  7. Dalevi D, Dubhashi D, Hermansson M (2006) A new order estimator for fixed and variable length Markov models with applications to DNA sequence similarity. Stat Appl Genet Mol Biol 5: Article 8Google Scholar
  8. Karlin S, Burge C (1995) Dinucleotide relative abundance extremes: a genomic signature. Trends Genet 11:283–290PubMedCrossRefGoogle Scholar
  9. Karlin S, Mrazek J, Campbell AM (1997) Compositional biases of bacterial genomes and evolutionary implications. J Bacteriol 179:3899–3913PubMedPubMedCentralGoogle Scholar
  10. Mellmann A, Harmsen D, Cummings CA et al (2011) Prospective genomic characterization of the German enterohemorrhagic Escherichia coli O104:H4 outbreak by rapid next generation sequencing technology. PLoS One 6:e22751PubMedCrossRefPubMedCentralGoogle Scholar
  11. Mrazek J (2009) Phylogenetic signals in DNA composition: limitations and prospects. Mol Biol Evol 26:1163–1169PubMedCrossRefGoogle Scholar
  12. Norberg P, Bergstrom M, Jethava V, Dubhashi D, Hermansson M (2011) The IncP-1 plasmid backbone adapts to different host bacterial species and evolves through homologous recombination. Nat Commun 2:268PubMedCrossRefPubMedCentralGoogle Scholar
  13. Proctor LM (2011) The human microbiome project in 2011 and beyond. Cell Host Microbe 10:287–291PubMedCrossRefGoogle Scholar
  14. Rocha EP, Danchin A (2002) Base composition bias might result from competition for metabolic resources. Trends Genet 18:291–294PubMedCrossRefGoogle Scholar
  15. Simmons MP (2008) Potential use of host-derived genome signatures to root virus phylogenies. Mol Phylogenet Evol 49:969–978PubMedCrossRefGoogle Scholar
  16. Suzuki H, Sota M, Brown CJ, Top EM (2008) Using Mahalanobis distance to compare genomic signatures between bacterial plasmids and chromosomes. Nucleic Acids Res 36:e147PubMedCrossRefPubMedCentralGoogle Scholar
  17. Suzuki H, Yano H, Brown CJ, Top EM (2010) Predicting plasmid promiscuity based on genomic signature. J Bacteriol 192:6045–6055PubMedCrossRefPubMedCentralGoogle Scholar
  18. Thorsted PB, Macartney DP, Akhtar P et al (1998) Complete sequence of the IncPbeta plasmid R751: implications for evolution and organisation of the IncP backbone. J Mol Biol 282:969–990PubMedCrossRefGoogle Scholar
  19. van Passel MW, Bart A, Luyf AC, van Kampen AH, van der Ende A (2006) Compositional discordance between prokaryotic plasmids and host chromosomes. BMC Genomics 7:26PubMedCrossRefPubMedCentralGoogle Scholar
  20. van Passel MW, Kuramae EE, Luyf AC, Bart A, Boekhout T (2006) The reach of the genome signature in prokaryotes. BMC Evol Biol 6:84PubMedCrossRefPubMedCentralGoogle Scholar
  21. Wilkins BM, Chilley PM, Thomas AT, Pocklington MJ (1996) Distribution of restriction enzyme recognition sequences on broad host range plasmid RP4: molecular and evolutionary implications. J Mol Biol 258:447–456PubMedCrossRefGoogle Scholar
  22. Willner D, Thurber RV, Rohwer F (2009) Metagenomic signatures of 86 microbial and viral metagenomes. Environ Microbiol 11:1752–1766PubMedCrossRefGoogle Scholar
  23. Wong K, Finan TM, Golding GB (2002) Dinucleotide compositional analysis of Sinorhizobium meliloti using the genome signature: distinguishing chromosomes and plasmids. Funct Integr Genomics 2:274–281PubMedCrossRefGoogle Scholar

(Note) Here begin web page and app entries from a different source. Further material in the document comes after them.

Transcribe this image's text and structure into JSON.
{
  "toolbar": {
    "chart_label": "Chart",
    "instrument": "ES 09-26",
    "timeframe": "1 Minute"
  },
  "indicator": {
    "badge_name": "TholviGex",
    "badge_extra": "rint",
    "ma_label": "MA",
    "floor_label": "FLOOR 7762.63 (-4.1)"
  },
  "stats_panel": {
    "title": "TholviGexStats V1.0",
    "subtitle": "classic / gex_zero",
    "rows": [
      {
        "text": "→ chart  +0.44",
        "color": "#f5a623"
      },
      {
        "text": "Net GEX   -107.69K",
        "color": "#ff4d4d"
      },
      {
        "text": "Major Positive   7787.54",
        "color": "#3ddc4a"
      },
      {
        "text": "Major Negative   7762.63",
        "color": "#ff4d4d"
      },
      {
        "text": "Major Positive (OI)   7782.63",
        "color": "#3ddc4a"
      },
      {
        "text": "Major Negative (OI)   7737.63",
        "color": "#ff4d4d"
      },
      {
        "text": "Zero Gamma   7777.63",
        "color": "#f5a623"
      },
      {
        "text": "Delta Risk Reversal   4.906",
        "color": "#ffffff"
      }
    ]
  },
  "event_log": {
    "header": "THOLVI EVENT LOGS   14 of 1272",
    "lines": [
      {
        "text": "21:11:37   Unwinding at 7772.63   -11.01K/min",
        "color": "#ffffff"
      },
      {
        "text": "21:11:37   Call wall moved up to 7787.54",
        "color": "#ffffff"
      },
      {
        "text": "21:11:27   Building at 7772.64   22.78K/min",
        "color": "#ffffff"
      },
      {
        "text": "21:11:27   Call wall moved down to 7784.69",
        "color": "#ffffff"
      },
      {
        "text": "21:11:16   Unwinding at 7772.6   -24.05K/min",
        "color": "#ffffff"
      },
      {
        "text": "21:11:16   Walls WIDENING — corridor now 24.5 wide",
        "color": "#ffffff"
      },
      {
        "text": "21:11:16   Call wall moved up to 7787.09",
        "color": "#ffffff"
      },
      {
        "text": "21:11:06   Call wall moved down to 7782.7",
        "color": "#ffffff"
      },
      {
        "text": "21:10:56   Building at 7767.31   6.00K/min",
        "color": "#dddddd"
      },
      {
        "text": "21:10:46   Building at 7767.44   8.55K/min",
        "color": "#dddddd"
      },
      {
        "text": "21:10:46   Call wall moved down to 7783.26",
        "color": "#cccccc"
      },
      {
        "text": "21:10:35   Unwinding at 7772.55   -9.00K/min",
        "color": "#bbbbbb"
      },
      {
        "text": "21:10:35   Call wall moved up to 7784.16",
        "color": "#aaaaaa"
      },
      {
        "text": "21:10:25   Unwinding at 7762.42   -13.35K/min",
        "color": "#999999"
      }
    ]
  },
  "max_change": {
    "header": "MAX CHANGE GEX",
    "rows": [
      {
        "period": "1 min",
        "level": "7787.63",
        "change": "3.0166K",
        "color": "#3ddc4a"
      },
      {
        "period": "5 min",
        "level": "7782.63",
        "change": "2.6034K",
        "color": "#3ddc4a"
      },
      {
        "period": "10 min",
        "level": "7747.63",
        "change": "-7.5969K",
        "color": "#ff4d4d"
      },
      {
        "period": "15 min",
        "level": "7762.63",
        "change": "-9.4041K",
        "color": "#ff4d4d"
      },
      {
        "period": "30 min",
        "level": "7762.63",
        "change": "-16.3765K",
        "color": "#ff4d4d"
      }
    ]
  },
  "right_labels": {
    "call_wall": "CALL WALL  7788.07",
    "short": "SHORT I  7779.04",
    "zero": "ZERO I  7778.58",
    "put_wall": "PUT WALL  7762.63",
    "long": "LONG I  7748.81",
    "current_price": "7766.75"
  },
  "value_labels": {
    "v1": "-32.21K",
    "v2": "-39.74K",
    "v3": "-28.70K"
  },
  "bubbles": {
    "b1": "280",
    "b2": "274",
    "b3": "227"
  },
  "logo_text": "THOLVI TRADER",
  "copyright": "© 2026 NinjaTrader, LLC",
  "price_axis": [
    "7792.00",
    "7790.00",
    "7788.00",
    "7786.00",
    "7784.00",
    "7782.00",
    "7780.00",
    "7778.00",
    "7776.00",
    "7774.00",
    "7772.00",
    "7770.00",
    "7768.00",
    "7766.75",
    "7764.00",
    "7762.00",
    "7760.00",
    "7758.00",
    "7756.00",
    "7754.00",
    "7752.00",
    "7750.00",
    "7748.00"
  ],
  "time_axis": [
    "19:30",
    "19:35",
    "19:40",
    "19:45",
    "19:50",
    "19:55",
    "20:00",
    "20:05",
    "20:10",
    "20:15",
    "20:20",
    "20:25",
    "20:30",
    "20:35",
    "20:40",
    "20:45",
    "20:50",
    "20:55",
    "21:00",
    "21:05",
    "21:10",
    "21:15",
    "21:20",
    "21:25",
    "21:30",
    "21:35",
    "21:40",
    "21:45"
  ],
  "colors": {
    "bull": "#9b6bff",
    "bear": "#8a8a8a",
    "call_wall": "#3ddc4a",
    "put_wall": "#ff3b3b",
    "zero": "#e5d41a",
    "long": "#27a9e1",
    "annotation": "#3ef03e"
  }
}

Copyright information

© Springer Science+Business Media New York 2014

Authors and Affiliations

  1. 1.Department of Population Medicine and Diagnostic Sciences, College of Veterinary MedicineCornell UniversityIthacaUSA
  2. 2.Department of Biological Sciences, Institute for Bioinformatics and Evolutionary Studies (IBEST)University of IdahoMoscowUSA